WHAT THE EXERCISE ASKS:
Pull every line that includes the word "name" from the data.

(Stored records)
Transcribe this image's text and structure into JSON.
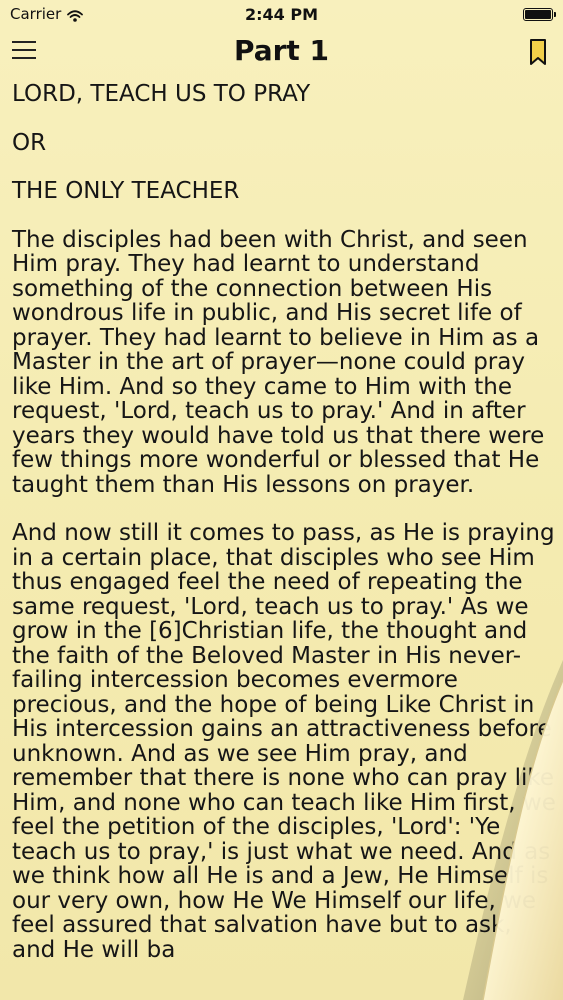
{
  "status_bar": {
    "carrier": "Carrier",
    "time": "2:44 PM",
    "wifi_icon": "wifi-icon",
    "battery_icon": "battery-icon"
  },
  "nav": {
    "menu_icon": "menu-icon",
    "title": "Part 1",
    "bookmark_icon": "bookmark-icon"
  },
  "content": {
    "heading_1": "LORD, TEACH US TO PRAY",
    "heading_2": "OR",
    "heading_3": "THE ONLY TEACHER",
    "paragraph_1": "The disciples had been with Christ, and seen Him pray. They had learnt to understand something of the connection between His wondrous life in public, and His secret life of prayer. They had learnt to believe in Him as a Master in the art of prayer—none could pray like Him. And so they came to Him with the request, 'Lord, teach us to pray.' And in after years they would have told us that there were few things more wonderful or blessed that He taught them than His lessons on prayer.",
    "paragraph_2": "And now still it comes to pass, as He is praying in a certain place, that disciples who see Him thus engaged feel the need of repeating the same request, 'Lord, teach us to pray.' As we grow in the [6]Christian life, the thought and the faith of the Beloved Master in His never-failing intercession becomes evermore precious, and the hope of being Like Christ in His intercession gains an attractiveness before unknown. And as we see Him pray, and remember that there is none who can pray like Him, and none who can teach like Him first, we feel the petition of the disciples, 'Lord': 'Ye teach us to pray,' is just what we need. And as we think how all He is and a Jew, He Himself is our very own, how He We Himself our life, we feel assured that salvation have but to ask, and He will ba"
  },
  "colors": {
    "page_background": "#f6eeb3",
    "text": "#161616",
    "bookmark_fill": "#f2d04a"
  }
}
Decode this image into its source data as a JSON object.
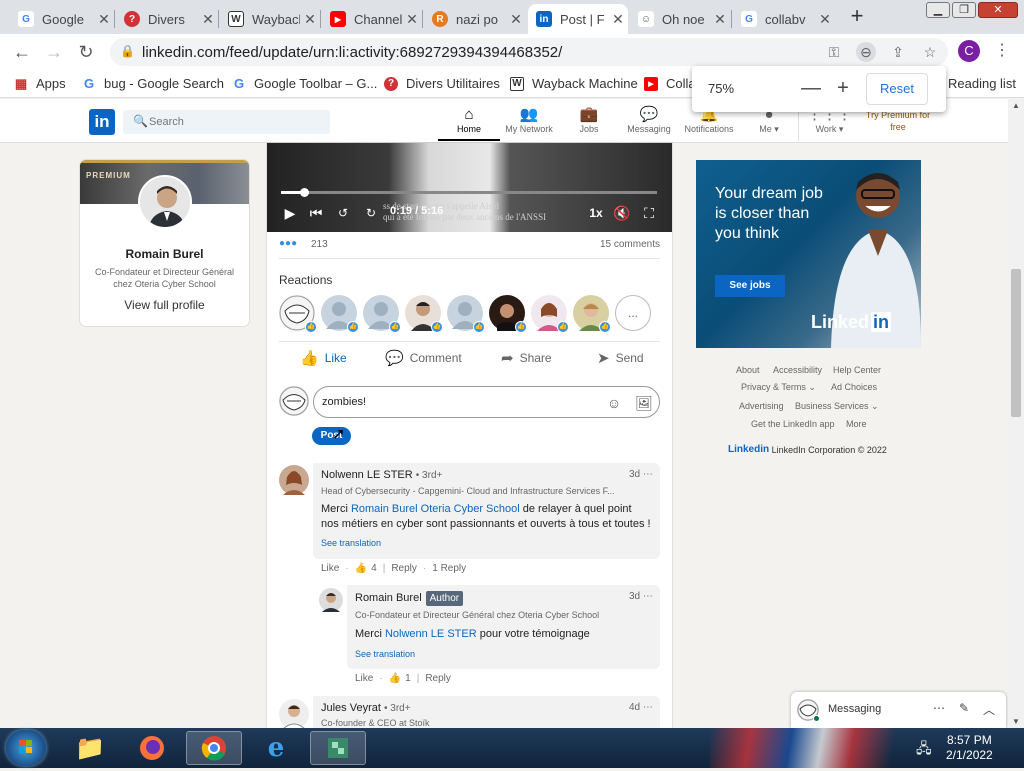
{
  "browser": {
    "tabs": [
      {
        "title": "Google",
        "fav": "G",
        "favcolor": "#4285f4"
      },
      {
        "title": "Divers",
        "fav": "?",
        "favcolor": "#d23237"
      },
      {
        "title": "Wayback",
        "fav": "W",
        "favcolor": "#333333"
      },
      {
        "title": "Channel",
        "fav": "▶",
        "favcolor": "#ff0000"
      },
      {
        "title": "nazi po",
        "fav": "R",
        "favcolor": "#e87a1e"
      },
      {
        "title": "Post | F",
        "fav": "in",
        "favcolor": "#0a66c2"
      },
      {
        "title": "Oh noe",
        "fav": "☺",
        "favcolor": "#555555"
      },
      {
        "title": "collabv",
        "fav": "G",
        "favcolor": "#4285f4"
      }
    ],
    "url": "linkedin.com/feed/update/urn:li:activity:6892729394394468352/",
    "profile_initial": "C",
    "bookmarks": [
      {
        "label": "Apps",
        "ic": "▦",
        "color": "#555555"
      },
      {
        "label": "bug - Google Search",
        "ic": "G",
        "color": "#4285f4"
      },
      {
        "label": "Google Toolbar – G...",
        "ic": "G",
        "color": "#4285f4"
      },
      {
        "label": "Divers Utilitaires",
        "ic": "?",
        "color": "#d23237"
      },
      {
        "label": "Wayback Machine",
        "ic": "W",
        "color": "#333333"
      },
      {
        "label": "Colla",
        "ic": "▶",
        "color": "#ff0000"
      }
    ],
    "reading_list": "Reading list",
    "zoom": {
      "value": "75%",
      "minus": "—",
      "plus": "+",
      "reset": "Reset"
    }
  },
  "linkedin": {
    "search_placeholder": "Search",
    "nav": [
      {
        "label": "Home",
        "icon": "⌂"
      },
      {
        "label": "My Network",
        "icon": "👥"
      },
      {
        "label": "Jobs",
        "icon": "💼"
      },
      {
        "label": "Messaging",
        "icon": "💬"
      },
      {
        "label": "Notifications",
        "icon": "🔔"
      },
      {
        "label": "Me",
        "icon": "●"
      },
      {
        "label": "Work",
        "icon": "⋮⋮⋮"
      }
    ],
    "premium": "Try Premium for free",
    "profile": {
      "badge": "PREMIUM",
      "name": "Romain Burel",
      "title": "Co-Fondateur et Directeur Général chez Oteria Cyber School",
      "view": "View full profile"
    },
    "post": {
      "video_time": "0:19 / 5:16",
      "video_speed": "1x",
      "subtitle_line1": "ss de start-up qui s'appelle Alsid",
      "subtitle_line2": "qui a été fondée par deux anciens de l'ANSSI",
      "progress": 0.06,
      "reaction_count": "213",
      "comments_count": "15 comments",
      "reactions_title": "Reactions",
      "more_reactions": "...",
      "actions": {
        "like": "Like",
        "comment": "Comment",
        "share": "Share",
        "send": "Send"
      },
      "comment_input": "zombies!",
      "post_button": "Post"
    },
    "comments": [
      {
        "name": "Nolwenn LE STER",
        "degree": "• 3rd+",
        "headline": "Head of Cybersecurity - Capgemini- Cloud and Infrastructure Services F...",
        "time": "3d",
        "text_pre": "Merci ",
        "text_link": "Romain Burel Oteria Cyber School",
        "text_post": " de relayer à quel point nos métiers en cyber sont passionnants et ouverts à tous et toutes !",
        "translate": "See translation",
        "like": "Like",
        "likes": "4",
        "reply": "Reply",
        "replies": "1 Reply"
      },
      {
        "name": "Romain Burel",
        "badge": "Author",
        "headline": "Co-Fondateur et Directeur Général chez Oteria Cyber School",
        "time": "3d",
        "text_pre": "Merci ",
        "text_link": "Nolwenn LE STER",
        "text_post": " pour votre témoignage",
        "translate": "See translation",
        "like": "Like",
        "likes": "1",
        "reply": "Reply"
      },
      {
        "name": "Jules Veyrat",
        "degree": "• 3rd+",
        "headline": "Co-founder & CEO at Stoïk",
        "time": "4d"
      }
    ],
    "ad": {
      "text": "Your dream job is closer than you think",
      "button": "See jobs",
      "logo": "Linked",
      "logo_in": "in"
    },
    "footer": [
      "About",
      "Accessibility",
      "Help Center",
      "Privacy & Terms ⌄",
      "Ad Choices",
      "Advertising",
      "Business Services ⌄",
      "Get the LinkedIn app",
      "More"
    ],
    "copyright_brand": "Linkedin",
    "copyright": "LinkedIn Corporation © 2022",
    "messaging": "Messaging"
  },
  "taskbar": {
    "time": "8:57 PM",
    "date": "2/1/2022"
  }
}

ANSWER SPACE:
      "name": "Romain Burel",
        "name": "Nolwenn LE STER",
        "name": "Romain Burel",
        "name": "Jules Veyrat",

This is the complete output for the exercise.